City Hall and the chamber are working together on both issues through the Santa Monica Alliance, a collaborative effort meant to attract and retain quality businesses. By using contacts within the chamber, Chase said the alliance was able to help some companies stay in Santa Monica, and its next goal is to make things more predictable for those looking to open a business, go through remodels or build from the ground up.
“We are making great headway in that regard,” he said. “We are working closely with Building and Safety and the Office of Planning and Community Development, who have been very supportive.”
Gould has hired a planning director in David Martin who is familiar with the needs of the business community and is working on a development process that Gould said should reduce the time it takes for approval by 20 percent. Now that’s not to say City Hall is lowering its standards.

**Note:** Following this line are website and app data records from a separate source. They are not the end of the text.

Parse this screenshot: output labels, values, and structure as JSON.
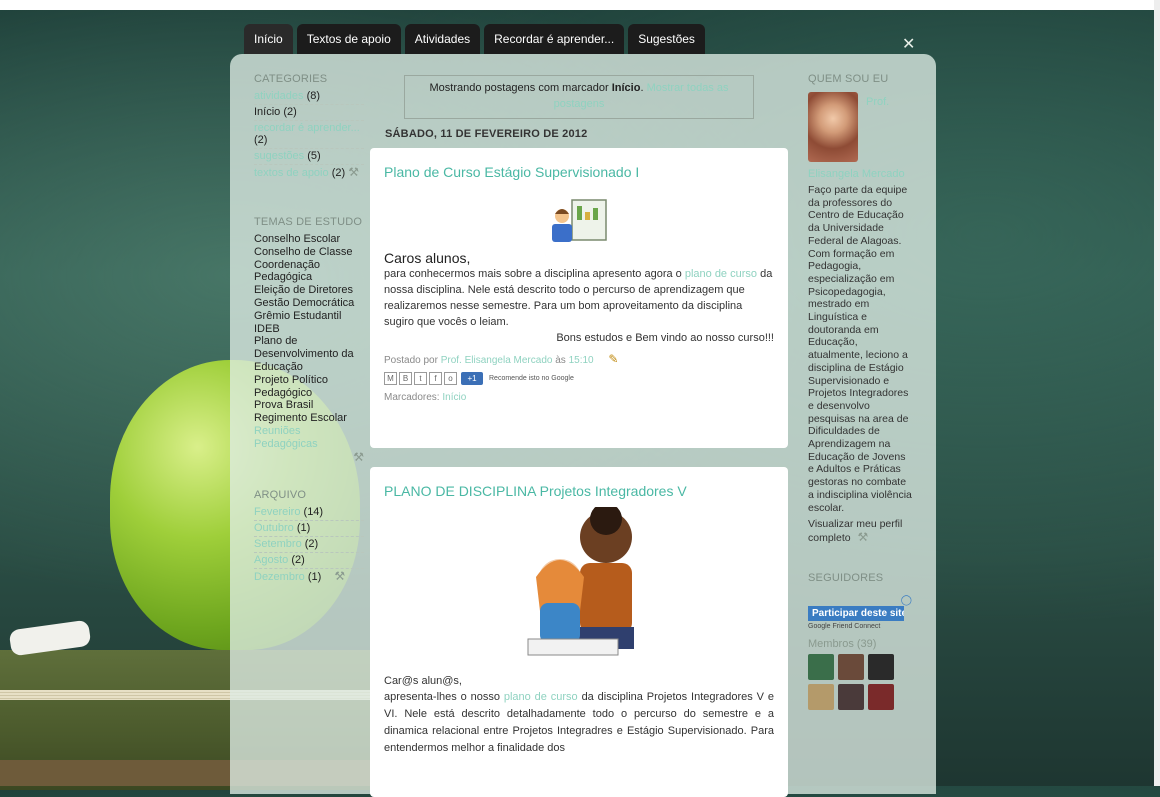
{
  "nav": {
    "tabs": [
      "Início",
      "Textos de apoio",
      "Atividades",
      "Recordar é aprender...",
      "Sugestões"
    ]
  },
  "left": {
    "categories_title": "CATEGORIES",
    "categories": [
      {
        "label": "atividades",
        "count": "(8)",
        "link": true
      },
      {
        "label": "Início",
        "count": "(2)",
        "link": false
      },
      {
        "label": "recordar é aprender...",
        "count": "(2)",
        "link": true
      },
      {
        "label": "sugestões",
        "count": "(5)",
        "link": true
      },
      {
        "label": "textos de apoio",
        "count": "(2)",
        "link": true
      }
    ],
    "temas_title": "TEMAS DE ESTUDO",
    "temas": [
      "Conselho Escolar",
      "Conselho de Classe",
      "Coordenação Pedagógica",
      "Eleição de Diretores",
      "Gestão Democrática",
      "Grêmio Estudantil",
      "IDEB",
      "Plano de Desenvolvimento da Educação",
      "Projeto Político Pedagógico",
      "Prova Brasil",
      "Regimento Escolar"
    ],
    "temas_link": "Reuniões Pedagógicas",
    "arquivo_title": "ARQUIVO",
    "arquivo": [
      {
        "label": "Fevereiro",
        "count": "(14)"
      },
      {
        "label": "Outubro",
        "count": "(1)"
      },
      {
        "label": "Setembro",
        "count": "(2)"
      },
      {
        "label": "Agosto",
        "count": "(2)"
      },
      {
        "label": "Dezembro",
        "count": "(1)"
      }
    ]
  },
  "filter": {
    "prefix": "Mostrando postagens com marcador ",
    "label": "Início",
    "suffix": ".",
    "show_all": "Mostrar todas as postagens"
  },
  "date_header": "SÁBADO, 11 DE FEVEREIRO DE 2012",
  "post1": {
    "title": "Plano de Curso Estágio Supervisionado I",
    "greeting": "Caros alunos,",
    "body_a": "para conhecermos mais sobre a disciplina apresento agora o ",
    "body_link": "plano de curso",
    "body_b": " da nossa disciplina. Nele está descrito todo o percurso de aprendizagem que realizaremos nesse semestre. Para um bom aproveitamento da disciplina sugiro que vocês o leiam.",
    "closing": "Bons estudos e Bem vindo ao nosso curso!!!",
    "posted_by": "Postado por ",
    "author": "Prof. Elisangela Mercado",
    "at": " às ",
    "time": "15:10",
    "recommend": "Recomende isto no Google",
    "labels_prefix": "Marcadores: ",
    "label": "Início"
  },
  "post2": {
    "title": "PLANO DE DISCIPLINA Projetos Integradores V",
    "greeting": "Car@s alun@s,",
    "body_a": "apresenta-lhes o nosso ",
    "body_link": "plano de curso",
    "body_b": " da disciplina Projetos Integradores V e VI. Nele está descrito detalhadamente todo o percurso do semestre e a dinamica relacional entre Projetos Integradres e Estágio Supervisionado. Para entendermos melhor a finalidade dos"
  },
  "right": {
    "about_title": "QUEM SOU EU",
    "name_a": "Prof.",
    "name_b": "Elisangela Mercado",
    "bio": "Faço parte da equipe da professores do Centro de Educação da Universidade Federal de Alagoas. Com formação em Pedagogia, especialização em Psicopedagogia, mestrado em Linguística e doutoranda em Educação, atualmente, leciono a disciplina de Estágio Supervisionado e Projetos Integradores e desenvolvo pesquisas na area de Dificuldades de Aprendizagem na Educação de Jovens e Adultos e Práticas gestoras no combate a indisciplina violência escolar.",
    "profile_link": "Visualizar meu perfil completo",
    "followers_title": "SEGUIDORES",
    "follow_btn": "Participar deste site",
    "gfc": "Google Friend Connect",
    "members": "Membros (39)"
  }
}
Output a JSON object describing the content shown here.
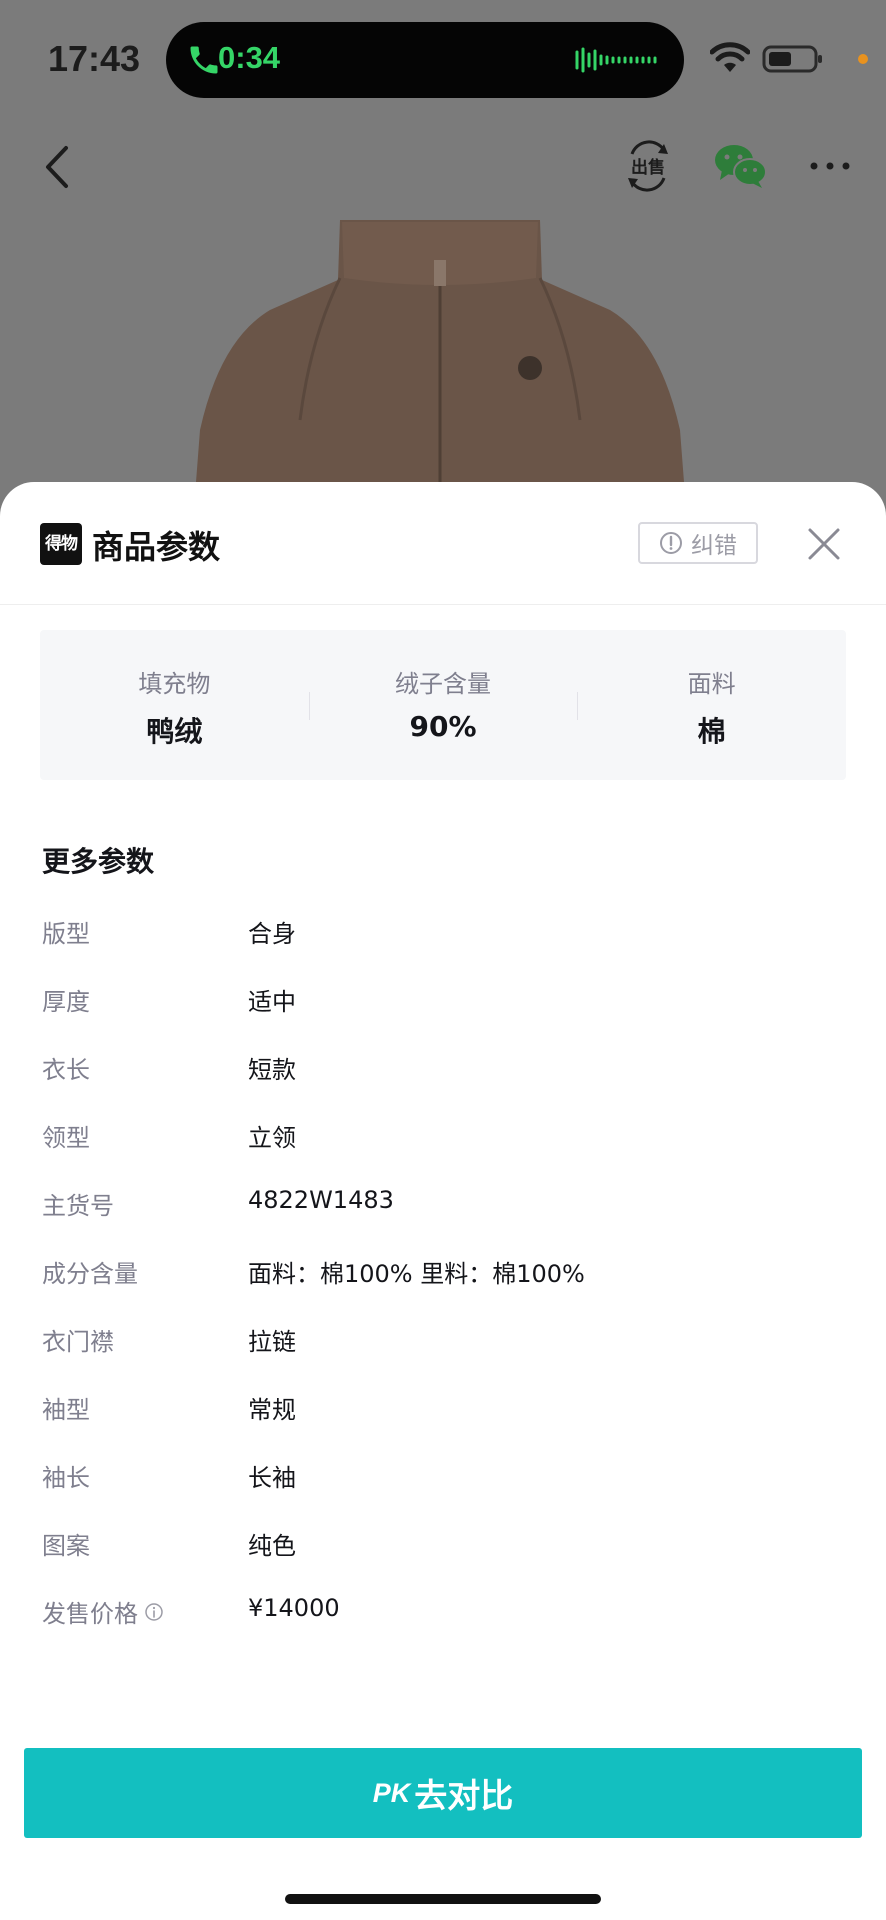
{
  "status_bar": {
    "time": "17:43",
    "call_timer": "0:34",
    "accent_green": "#35d567",
    "icons": [
      "phone-icon",
      "audio-wave-icon",
      "wifi-icon",
      "battery-icon"
    ]
  },
  "nav": {
    "icons": [
      "back-icon",
      "sell-icon",
      "wechat-icon",
      "more-icon"
    ]
  },
  "sheet": {
    "brand_logo": "得物",
    "title": "商品参数",
    "report_label": "纠错",
    "key_params": [
      {
        "label": "填充物",
        "value": "鸭绒"
      },
      {
        "label": "绒子含量",
        "value": "90%"
      },
      {
        "label": "面料",
        "value": "棉"
      }
    ],
    "more_title": "更多参数",
    "params": [
      {
        "label": "版型",
        "value": "合身"
      },
      {
        "label": "厚度",
        "value": "适中"
      },
      {
        "label": "衣长",
        "value": "短款"
      },
      {
        "label": "领型",
        "value": "立领"
      },
      {
        "label": "主货号",
        "value": "4822W1483"
      },
      {
        "label": "成分含量",
        "value": "面料：棉100% 里料：棉100%"
      },
      {
        "label": "衣门襟",
        "value": "拉链"
      },
      {
        "label": "袖型",
        "value": "常规"
      },
      {
        "label": "袖长",
        "value": "长袖"
      },
      {
        "label": "图案",
        "value": "纯色"
      },
      {
        "label": "发售价格",
        "value": "¥14000"
      }
    ],
    "pk_prefix": "PK",
    "pk_label": "去对比",
    "accent_teal": "#13bfc0"
  }
}
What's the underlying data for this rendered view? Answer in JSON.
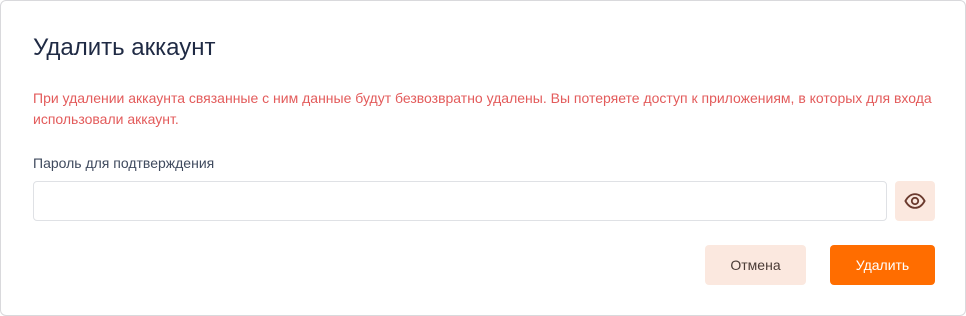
{
  "dialog": {
    "title": "Удалить аккаунт",
    "warning": "При удалении аккаунта связанные с ним данные будут безвозвратно удалены. Вы потеряете доступ к приложениям, в которых для входа использовали аккаунт.",
    "password_label": "Пароль для подтверждения",
    "password_value": "",
    "password_placeholder": "",
    "toggle_icon": "eye-icon",
    "cancel_label": "Отмена",
    "delete_label": "Удалить"
  },
  "colors": {
    "title": "#1f2a44",
    "warning": "#e35b5b",
    "accent": "#ff6d00",
    "secondary_button_bg": "#fbe8df",
    "icon": "#6b3a2e"
  }
}
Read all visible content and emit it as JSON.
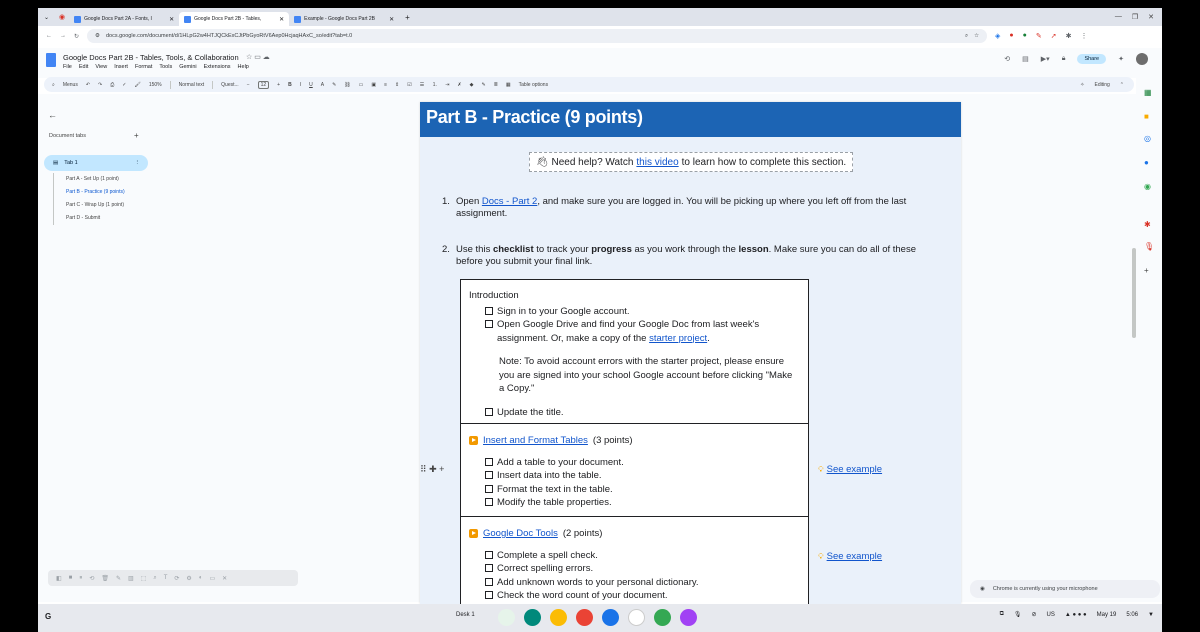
{
  "browser": {
    "tabs": [
      {
        "title": "Google Docs Part 2A - Fonts, I",
        "active": false
      },
      {
        "title": "Google Docs Part 2B - Tables,",
        "active": true
      },
      {
        "title": "Example - Google Docs Part 2B",
        "active": false
      }
    ],
    "new_tab_icon": "+",
    "url": "docs.google.com/document/d/1HLpG2w4HTJQCkExCJtPbGyoRtV6Aep0HcjaqHAxC_so/edit?tab=t.0"
  },
  "doc": {
    "title": "Google Docs Part 2B - Tables, Tools, & Collaboration",
    "menus": [
      "File",
      "Edit",
      "View",
      "Insert",
      "Format",
      "Tools",
      "Gemini",
      "Extensions",
      "Help"
    ],
    "share_label": "Share"
  },
  "toolbar": {
    "menus_label": "Menus",
    "zoom": "150%",
    "style": "Normal text",
    "font": "Quest...",
    "font_size": "12",
    "table_options": "Table options",
    "mode": "Editing"
  },
  "sidebar": {
    "header": "Document tabs",
    "tab_name": "Tab 1",
    "outline": [
      "Part A - Set Up (1 point)",
      "Part B - Practice (9 points)",
      "Part C - Wrap Up (1 point)",
      "Part D - Submit"
    ]
  },
  "page": {
    "heading": "Part B - Practice (9 points)",
    "help": {
      "pre": "Need help? Watch",
      "link": "this video",
      "post": "to learn how to complete this section."
    },
    "item1": {
      "num": "1.",
      "a": "Open",
      "link": "Docs - Part 2",
      "b": ", and make sure you are logged in. You will be picking up where you left off from the last assignment."
    },
    "item2": {
      "num": "2.",
      "a": "Use this",
      "b1": "checklist",
      "c": "to track your",
      "b2": "progress",
      "d": "as you work through the",
      "b3": "lesson",
      "e": ". Make sure you can do all of these before you submit your final link."
    },
    "checklist": {
      "intro_title": "Introduction",
      "intro_1": "Sign in to your Google account.",
      "intro_2a": "Open Google Drive and find your Google Doc from last week's assignment. Or, make a copy of the",
      "intro_2link": "starter project",
      "intro_note": "Note: To avoid account errors with the starter project, please ensure you are signed into your school Google account before clicking \"Make a Copy.\"",
      "intro_3": "Update the title.",
      "s1_link": "Insert and Format Tables",
      "s1_points": "(3 points)",
      "s1_items": [
        "Add a table to your document.",
        "Insert data into the table.",
        "Format the text in the table.",
        "Modify the table properties."
      ],
      "s2_link": "Google Doc Tools",
      "s2_points": "(2 points)",
      "s2_items": [
        "Complete a spell check.",
        "Correct spelling errors.",
        "Add unknown words to your personal dictionary.",
        "Check the word count of your document."
      ],
      "see_example": "See example"
    }
  },
  "toast": "Chrome is currently using your microphone",
  "shelf": {
    "desk": "Desk 1",
    "locale": "US",
    "date": "May 19",
    "time": "5:06"
  }
}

“We ask a lot of new development and even more so under the new (Land Use and Circulation Element), but we are trying to make the process much more consistent and timely,” he said. “With the alliance we are seeking out businesses who want to move to us, and those that want to expand but can’t. We are getting with them to figure out how we can help them with some of those challenges.”
City Hall’s willingness to work more closely with businesses could be a sign of the times. As municipalities across the state struggle with increased pension and health care costs for employees as well as less funds from the state, bringing in revenue is a top priority.
Larry Kosmont of Kosmont Companies, which helped produce the Cost of Doing Business Survey, said despite the dire situation of local government, there are several potentially positive opportunities to be had in the midst of the crisis. The down economy and resultant economic pressures on city governments can help business owners to find advantageous deals at City Hall.
“If you’re in business right now,” Kosmont said, “there are good deals to be struck with cities.”
With its high sales and income taxes, California remains an expensive state in which to do business. California is home to one third of the 40 most expensive cities, while only three of the 40 least expensive cities are in the state.
“California puts its own cities in a difficult spot,” said Kosmont. “If a municipality succeeds in attracting a new or expanding firm, that new employer is inevitably squeezed by increasing local fees and the underlying cost of the state’s high tax schedule.”
Even so, Kosmont affirms that firms still want to locate in California citing the Golden State’s world class weather, amenities, diverse workforce, and strategic Pacific Rim location.
Again, location rules the day and is a significant reason why Santa Monica has been able to remain a hotbed of innovation and development.
But being by the beach doesn’t guarantee success. Investment has to be made.
“Many of the things that make Santa Monica a popular destination for tourists are the same things that make it a popular destination for employers,” Chase said. “Businesses also like Santa Monica because they want to be a part of an intimate community with a global brand. It’s not just an address.”